B. I found a hymn with the title “It’s Always Darkest Before the Dawn.”

1. It was written by Jim Patterson and never became widely popular, but the words are a good launching point for today’s sermon.

2. Verse 1: Are you discouraged and are you blue, Are clouds obscuring the sun from view?

Keep trusting Jesus, though storms assail, You have His promise He will not fail.

Verse 2: He knows your heartache, He understands, Just put your problems in His great hands,

No trouble meets you but in His will, He's not forgotten, He loves you still.

Chorus: It's always darkest before the dawn, Don't be discouraged but carry on,

He'll not forsake you, the sun will break through, It’s always darkest before the dawn.

C. Today, as we continue our sermon series “Final Week, Eternal Lessons” about the last week in the earthly life of Jesus, we come to that Saturday that fell between crucifixion Friday and resurrection Sunday.

1. Let’s be reminded again of the events of the last week in the earthly life of Jesus.

2. The week began that Sunday with the triumphal entry and the crowds singing, “Hosanna!”

3. On that Monday, Jesus cursed the fig tree and cleansed the temple.

4. On that Tuesday, Jesus spent the day teaching trying to open closed minds and penetrate hard hearts.

5. On that Wednesday, the story focused on an extravagant giver (Mary) and a ruthless taker (Judas).

6. On that Thursday, there was the evening of surprises as Jesus washed the feet of His disciples, predicted His betrayal, denial, and abandonment, and then was arrested in the garden.

7. Then, on that Friday, Jesus was condemned, crucified, and buried in a tomb.

D. Luke concludes the activities of that Friday with these words: 55 The women who had come with him from Galilee followed along and observed the tomb and how his body was placed. 56 Then they returned and prepared spices and perfumes. And they rested on the Sabbath according to the commandment. (Lk. 23:55-56)

1. There you have the complete biblical record of the activity of the disciples on that Saturday, the Sabbath day: “And they rested on the Sabbath according to the commandment.”

2. I want to spend the bulk of our time this morning focusing on what the disciples of Jesus must have been thinking and feeling on that Saturday.

3. But before we focus on them, I want to mention two other things that occurred in relation to that Saturday.

E. We didn’t have time in last week’s sermon to address what happened to Judas on that Friday when Jesus was crucified, so let’s spend a minute on what the Bible reports about Judas.

1. Matthew reports: 3 Then Judas, his betrayer, seeing that Jesus had been condemned, was full of remorse and returned the thirty pieces of silver to the chief priests and elders. 4 “I have sinned by betraying innocent blood,” he said.

“What’s that to us?” they said. “See to it yourself!” 5 So he threw the silver into the temple and departed. Then he went and hanged himself.

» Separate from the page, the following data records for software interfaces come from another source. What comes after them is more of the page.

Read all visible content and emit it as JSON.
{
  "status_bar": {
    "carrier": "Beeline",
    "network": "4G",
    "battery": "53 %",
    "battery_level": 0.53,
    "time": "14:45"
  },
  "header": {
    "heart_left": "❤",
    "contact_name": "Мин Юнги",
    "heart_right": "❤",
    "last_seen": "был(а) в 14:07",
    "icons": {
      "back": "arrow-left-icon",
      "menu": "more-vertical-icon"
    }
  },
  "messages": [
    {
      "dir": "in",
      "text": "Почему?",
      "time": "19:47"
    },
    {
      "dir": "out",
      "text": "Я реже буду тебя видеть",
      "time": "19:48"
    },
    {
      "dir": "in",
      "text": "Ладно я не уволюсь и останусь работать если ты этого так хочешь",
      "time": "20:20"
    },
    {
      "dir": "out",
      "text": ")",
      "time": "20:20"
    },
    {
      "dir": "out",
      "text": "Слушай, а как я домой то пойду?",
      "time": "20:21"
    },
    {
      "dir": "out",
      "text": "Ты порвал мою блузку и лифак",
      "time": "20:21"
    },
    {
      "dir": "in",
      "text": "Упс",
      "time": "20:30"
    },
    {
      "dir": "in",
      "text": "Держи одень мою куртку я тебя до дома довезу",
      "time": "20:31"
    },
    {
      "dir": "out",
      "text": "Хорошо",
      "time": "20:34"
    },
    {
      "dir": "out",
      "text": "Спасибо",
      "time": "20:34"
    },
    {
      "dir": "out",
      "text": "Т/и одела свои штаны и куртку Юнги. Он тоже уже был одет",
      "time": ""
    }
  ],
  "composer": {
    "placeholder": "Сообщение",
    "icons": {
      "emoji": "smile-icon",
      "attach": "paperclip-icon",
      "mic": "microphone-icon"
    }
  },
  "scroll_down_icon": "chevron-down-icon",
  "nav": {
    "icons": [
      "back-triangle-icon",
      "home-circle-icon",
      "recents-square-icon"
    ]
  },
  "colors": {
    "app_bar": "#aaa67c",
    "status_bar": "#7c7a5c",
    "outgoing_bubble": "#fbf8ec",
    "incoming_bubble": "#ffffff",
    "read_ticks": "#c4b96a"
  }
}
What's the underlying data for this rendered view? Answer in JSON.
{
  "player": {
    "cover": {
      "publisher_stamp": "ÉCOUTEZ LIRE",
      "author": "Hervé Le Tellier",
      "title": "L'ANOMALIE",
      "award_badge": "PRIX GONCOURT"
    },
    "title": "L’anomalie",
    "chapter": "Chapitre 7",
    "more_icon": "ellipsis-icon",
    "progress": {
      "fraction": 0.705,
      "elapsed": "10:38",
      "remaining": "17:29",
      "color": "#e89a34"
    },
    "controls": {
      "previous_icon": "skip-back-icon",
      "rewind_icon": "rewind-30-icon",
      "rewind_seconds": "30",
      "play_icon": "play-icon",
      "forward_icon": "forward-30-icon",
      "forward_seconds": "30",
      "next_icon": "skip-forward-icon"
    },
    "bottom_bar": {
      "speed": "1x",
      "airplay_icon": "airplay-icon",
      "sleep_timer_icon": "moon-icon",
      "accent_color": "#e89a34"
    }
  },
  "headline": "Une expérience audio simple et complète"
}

6 The chief priests took the silver and said, “It’s not permitted to put it into the temple treasury, since it is blood money.” 7 They conferred together and bought the potter’s field with it as a burial place for foreigners. 8 Therefore that field has been called “Field of Blood” to this day. 9 Then what was spoken through the prophet Jeremiah was fulfilled: They took the thirty pieces of silver, the price of him whose price was set by the Israelites, 10 and they gave them for the potter’s field, as the Lord directed me. (Mt. 27:3-10)

2. I don’t know what Judas thought would happen to Jesus after the betrayal led to his arrest.

a. Perhaps Judas thought Jesus would be punished and released, but not condemned and crucified.

b. Nevertheless, when Judas realized that Jesus was going to be killed, he was filled with remorse, he returned the bribe money, and then went and took his own life.

c. A truly tragic end to the life of an apostle who had walked with Jesus for three years.

Copy Sermon to Clipboard with PRO Download Sermon with PRO
Talk about it...

Nobody has commented yet. Be the first!

Join the discussion